(MATERIAL TO PROCESS):
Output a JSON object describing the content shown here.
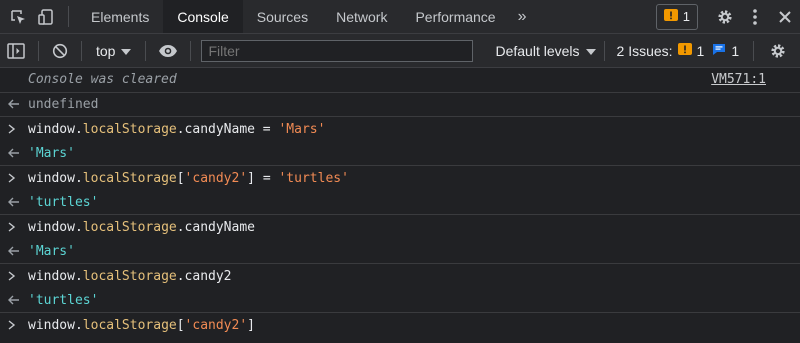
{
  "tabs": [
    {
      "label": "Elements"
    },
    {
      "label": "Console"
    },
    {
      "label": "Sources"
    },
    {
      "label": "Network"
    },
    {
      "label": "Performance"
    }
  ],
  "more_label": "»",
  "issue_badge": {
    "count": "1"
  },
  "toolbar": {
    "context": "top",
    "filter_placeholder": "Filter",
    "levels_label": "Default levels",
    "issues_label": "2 Issues:",
    "issues_warning_count": "1",
    "issues_info_count": "1"
  },
  "console": {
    "cleared_text": "Console was cleared",
    "cleared_source": "VM571:1",
    "undefined_text": "undefined",
    "entries": [
      {
        "obj": "window.",
        "prop": "localStorage",
        "rest": ".candyName = ",
        "str": "'Mars'",
        "result": "'Mars'"
      },
      {
        "obj": "window.",
        "prop": "localStorage",
        "br_open": "[",
        "key": "'candy2'",
        "br_close": "] = ",
        "str": "'turtles'",
        "result": "'turtles'"
      },
      {
        "obj": "window.",
        "prop": "localStorage",
        "rest": ".candyName",
        "result": "'Mars'"
      },
      {
        "obj": "window.",
        "prop": "localStorage",
        "rest": ".candy2",
        "result": "'turtles'"
      }
    ],
    "last": {
      "obj": "window.",
      "prop": "localStorage",
      "br_open": "[",
      "key": "'candy2'",
      "br_close": "]"
    }
  },
  "colors": {
    "background": "#202124",
    "toolbar": "#292a2d",
    "string": "#f28b54",
    "result_string": "#5cd5d4",
    "property": "#e5c07b",
    "warning": "#f29900",
    "info": "#1a73e8"
  }
}
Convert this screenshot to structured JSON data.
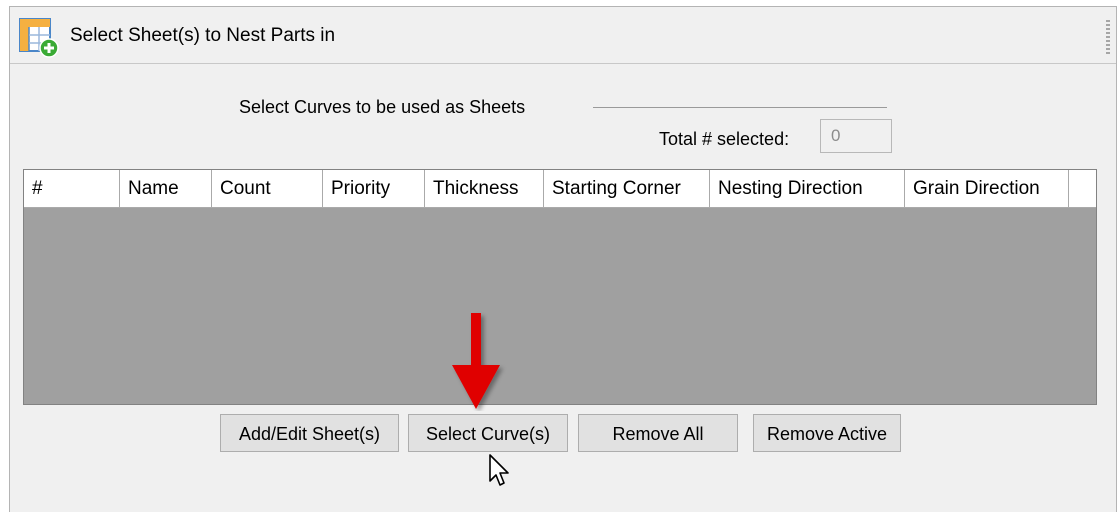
{
  "window": {
    "title": "Select Sheet(s) to Nest Parts in",
    "icon": "sheet-add-icon"
  },
  "selection": {
    "prompt": "Select Curves to be used as Sheets",
    "total_label": "Total # selected:",
    "total_value": "0"
  },
  "table": {
    "columns": [
      "#",
      "Name",
      "Count",
      "Priority",
      "Thickness",
      "Starting Corner",
      "Nesting Direction",
      "Grain Direction"
    ],
    "rows": []
  },
  "buttons": {
    "add_edit": "Add/Edit Sheet(s)",
    "select_curves": "Select Curve(s)",
    "remove_all": "Remove All",
    "remove_active": "Remove Active"
  },
  "annotations": {
    "arrow_icon": "red-down-arrow-icon",
    "cursor_icon": "mouse-pointer-icon",
    "arrow_color": "#e00000"
  },
  "colors": {
    "panel_bg": "#f0f0f0",
    "table_body_bg": "#a0a0a0",
    "button_bg": "#e1e1e1"
  }
}
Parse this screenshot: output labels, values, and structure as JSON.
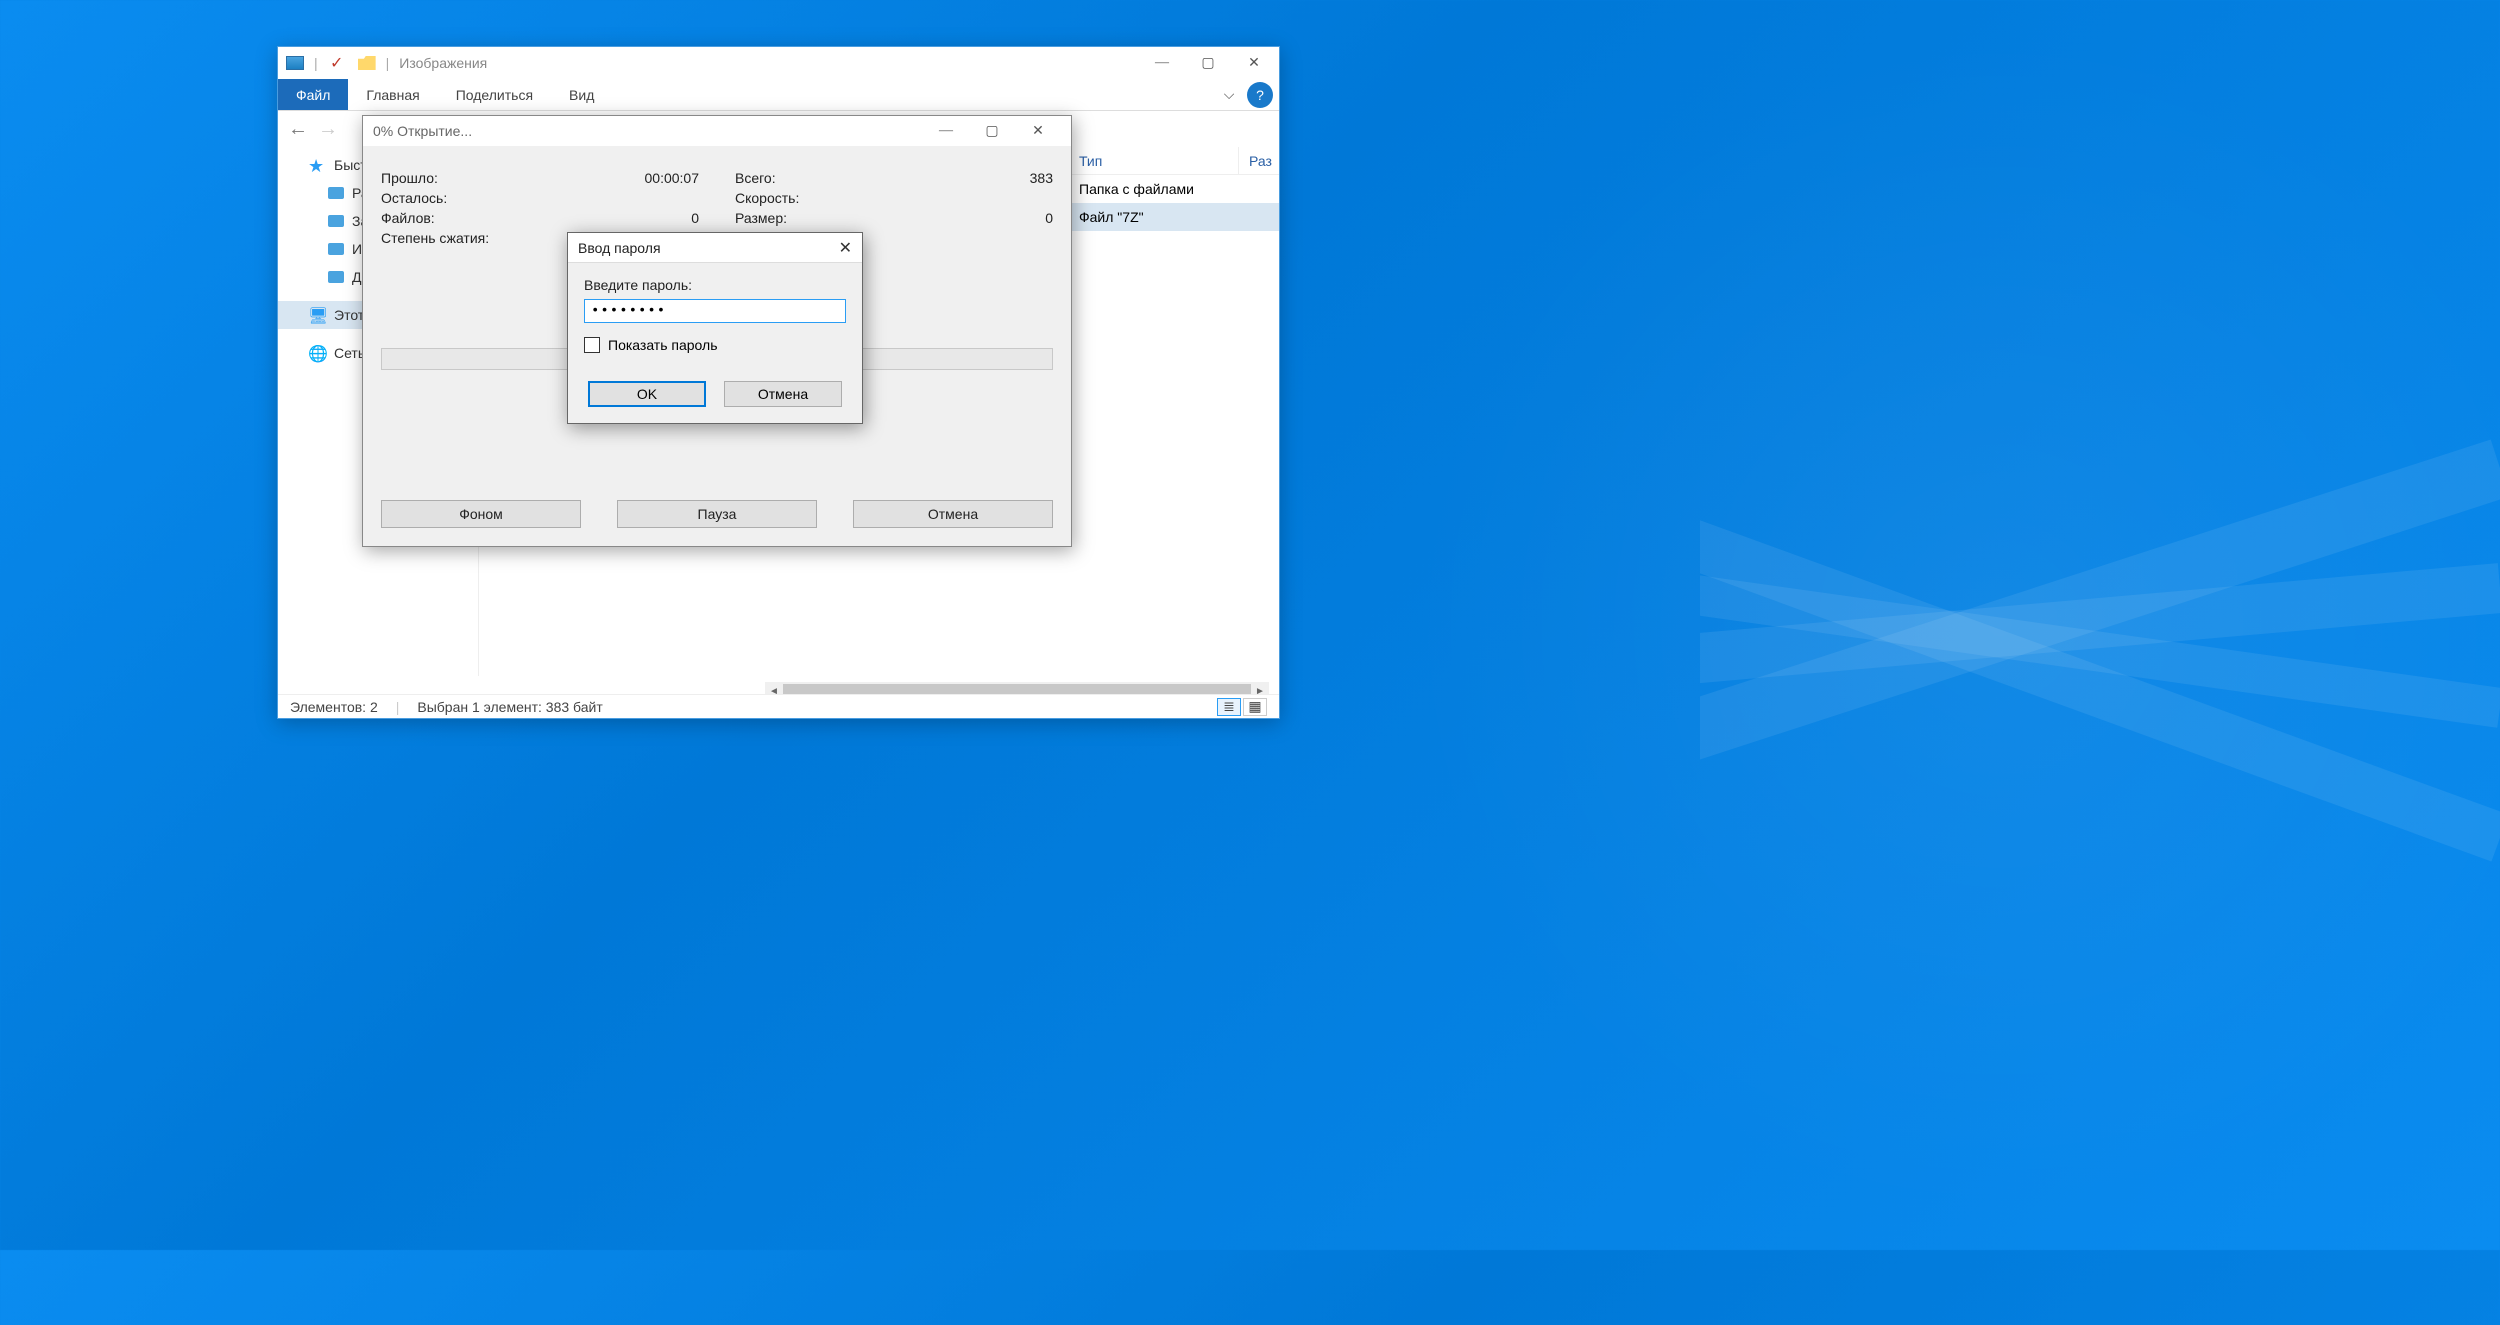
{
  "explorer": {
    "title": "Изображения",
    "ribbon": {
      "file": "Файл",
      "tabs": [
        "Главная",
        "Поделиться",
        "Вид"
      ]
    },
    "sidebar": {
      "quick": "Быстр",
      "quick_items": [
        "Раб",
        "Заг",
        "Изо",
        "Док"
      ],
      "this_pc": "Этот",
      "network": "Сеть"
    },
    "columns": {
      "type": "Тип",
      "size": "Раз"
    },
    "rows": [
      {
        "type": "Папка с файлами"
      },
      {
        "type": "Файл \"7Z\""
      }
    ],
    "status": {
      "items": "Элементов: 2",
      "selected": "Выбран 1 элемент: 383 байт"
    }
  },
  "progress": {
    "title": "0% Открытие...",
    "left": {
      "elapsed_label": "Прошло:",
      "elapsed_value": "00:00:07",
      "remaining_label": "Осталось:",
      "remaining_value": "",
      "files_label": "Файлов:",
      "files_value": "0",
      "ratio_label": "Степень сжатия:",
      "ratio_value": ""
    },
    "right": {
      "total_label": "Всего:",
      "total_value": "383",
      "speed_label": "Скорость:",
      "speed_value": "",
      "size_label": "Размер:",
      "size_value": "0"
    },
    "buttons": {
      "background": "Фоном",
      "pause": "Пауза",
      "cancel": "Отмена"
    }
  },
  "password_dialog": {
    "title": "Ввод пароля",
    "prompt": "Введите пароль:",
    "value": "********",
    "show_password": "Показать пароль",
    "ok": "OK",
    "cancel": "Отмена"
  }
}
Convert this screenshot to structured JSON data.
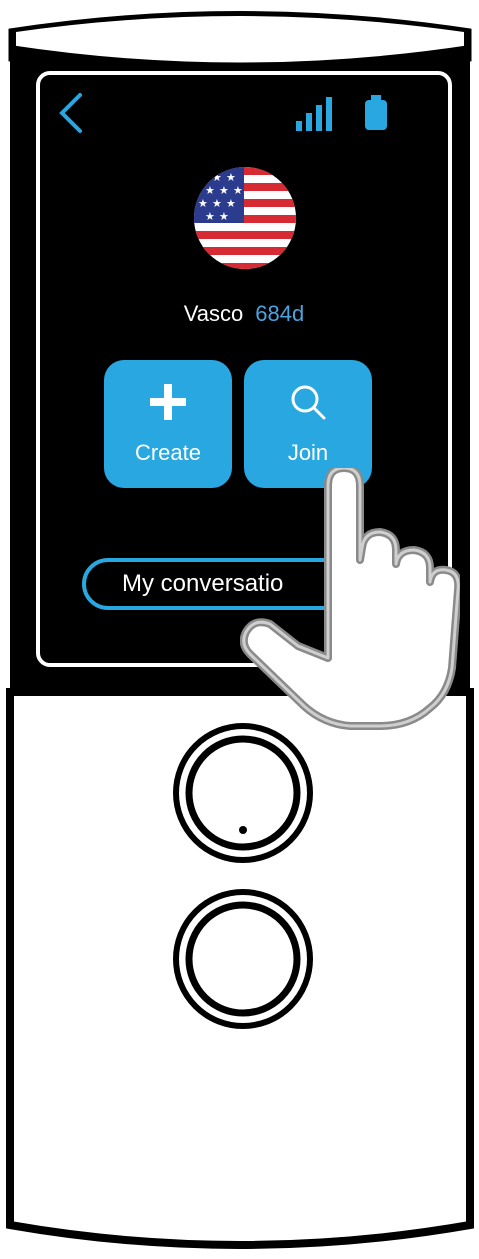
{
  "screen": {
    "user_name": "Vasco",
    "user_days": "684d",
    "create_label": "Create",
    "join_label": "Join",
    "conversations_label": "My conversatio"
  },
  "icons": {
    "back": "chevron-left-icon",
    "signal": "signal-bars-icon",
    "battery": "battery-icon",
    "flag": "us-flag-icon",
    "create": "plus-icon",
    "join": "search-icon",
    "hand": "pointing-hand-icon"
  },
  "colors": {
    "accent": "#28a7e1",
    "screen_bg": "#000000",
    "device_body": "#ffffff",
    "days_text": "#4aa3df"
  }
}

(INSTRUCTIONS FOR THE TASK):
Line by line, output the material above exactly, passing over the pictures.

(EXERCISE RESPONSE):
Output a JSON object describing the content shown here.
{
  "tabs": [
    {
      "label": "Elements"
    },
    {
      "label": "Console"
    },
    {
      "label": "Sources"
    },
    {
      "label": "Network"
    },
    {
      "label": "Performance"
    }
  ],
  "more_label": "»",
  "issue_badge": {
    "count": "1"
  },
  "toolbar": {
    "context": "top",
    "filter_placeholder": "Filter",
    "levels_label": "Default levels",
    "issues_label": "2 Issues:",
    "issues_warning_count": "1",
    "issues_info_count": "1"
  },
  "console": {
    "cleared_text": "Console was cleared",
    "cleared_source": "VM571:1",
    "undefined_text": "undefined",
    "entries": [
      {
        "obj": "window.",
        "prop": "localStorage",
        "rest": ".candyName = ",
        "str": "'Mars'",
        "result": "'Mars'"
      },
      {
        "obj": "window.",
        "prop": "localStorage",
        "br_open": "[",
        "key": "'candy2'",
        "br_close": "] = ",
        "str": "'turtles'",
        "result": "'turtles'"
      },
      {
        "obj": "window.",
        "prop": "localStorage",
        "rest": ".candyName",
        "result": "'Mars'"
      },
      {
        "obj": "window.",
        "prop": "localStorage",
        "rest": ".candy2",
        "result": "'turtles'"
      }
    ],
    "last": {
      "obj": "window.",
      "prop": "localStorage",
      "br_open": "[",
      "key": "'candy2'",
      "br_close": "]"
    }
  },
  "colors": {
    "background": "#202124",
    "toolbar": "#292a2d",
    "string": "#f28b54",
    "result_string": "#5cd5d4",
    "property": "#e5c07b",
    "warning": "#f29900",
    "info": "#1a73e8"
  }
}
Convert this screenshot to structured JSON data.
{
  "window": {
    "title": "Select Sheet(s) to Nest Parts in",
    "icon": "sheet-add-icon"
  },
  "selection": {
    "prompt": "Select Curves to be used as Sheets",
    "total_label": "Total # selected:",
    "total_value": "0"
  },
  "table": {
    "columns": [
      "#",
      "Name",
      "Count",
      "Priority",
      "Thickness",
      "Starting Corner",
      "Nesting Direction",
      "Grain Direction"
    ],
    "rows": []
  },
  "buttons": {
    "add_edit": "Add/Edit Sheet(s)",
    "select_curves": "Select Curve(s)",
    "remove_all": "Remove All",
    "remove_active": "Remove Active"
  },
  "annotations": {
    "arrow_icon": "red-down-arrow-icon",
    "cursor_icon": "mouse-pointer-icon",
    "arrow_color": "#e00000"
  },
  "colors": {
    "panel_bg": "#f0f0f0",
    "table_body_bg": "#a0a0a0",
    "button_bg": "#e1e1e1"
  }
}
Parse this screenshot: output labels, values, and structure as JSON.
{
  "explorer": {
    "title": "Изображения",
    "ribbon": {
      "file": "Файл",
      "tabs": [
        "Главная",
        "Поделиться",
        "Вид"
      ]
    },
    "sidebar": {
      "quick": "Быстр",
      "quick_items": [
        "Раб",
        "Заг",
        "Изо",
        "Док"
      ],
      "this_pc": "Этот",
      "network": "Сеть"
    },
    "columns": {
      "type": "Тип",
      "size": "Раз"
    },
    "rows": [
      {
        "type": "Папка с файлами"
      },
      {
        "type": "Файл \"7Z\""
      }
    ],
    "status": {
      "items": "Элементов: 2",
      "selected": "Выбран 1 элемент: 383 байт"
    }
  },
  "progress": {
    "title": "0% Открытие...",
    "left": {
      "elapsed_label": "Прошло:",
      "elapsed_value": "00:00:07",
      "remaining_label": "Осталось:",
      "remaining_value": "",
      "files_label": "Файлов:",
      "files_value": "0",
      "ratio_label": "Степень сжатия:",
      "ratio_value": ""
    },
    "right": {
      "total_label": "Всего:",
      "total_value": "383",
      "speed_label": "Скорость:",
      "speed_value": "",
      "size_label": "Размер:",
      "size_value": "0"
    },
    "buttons": {
      "background": "Фоном",
      "pause": "Пауза",
      "cancel": "Отмена"
    }
  },
  "password_dialog": {
    "title": "Ввод пароля",
    "prompt": "Введите пароль:",
    "value": "********",
    "show_password": "Показать пароль",
    "ok": "OK",
    "cancel": "Отмена"
  }
}
Convert this screenshot to structured JSON data.
{
  "screen": {
    "user_name": "Vasco",
    "user_days": "684d",
    "create_label": "Create",
    "join_label": "Join",
    "conversations_label": "My conversatio"
  },
  "icons": {
    "back": "chevron-left-icon",
    "signal": "signal-bars-icon",
    "battery": "battery-icon",
    "flag": "us-flag-icon",
    "create": "plus-icon",
    "join": "search-icon",
    "hand": "pointing-hand-icon"
  },
  "colors": {
    "accent": "#28a7e1",
    "screen_bg": "#000000",
    "device_body": "#ffffff",
    "days_text": "#4aa3df"
  }
}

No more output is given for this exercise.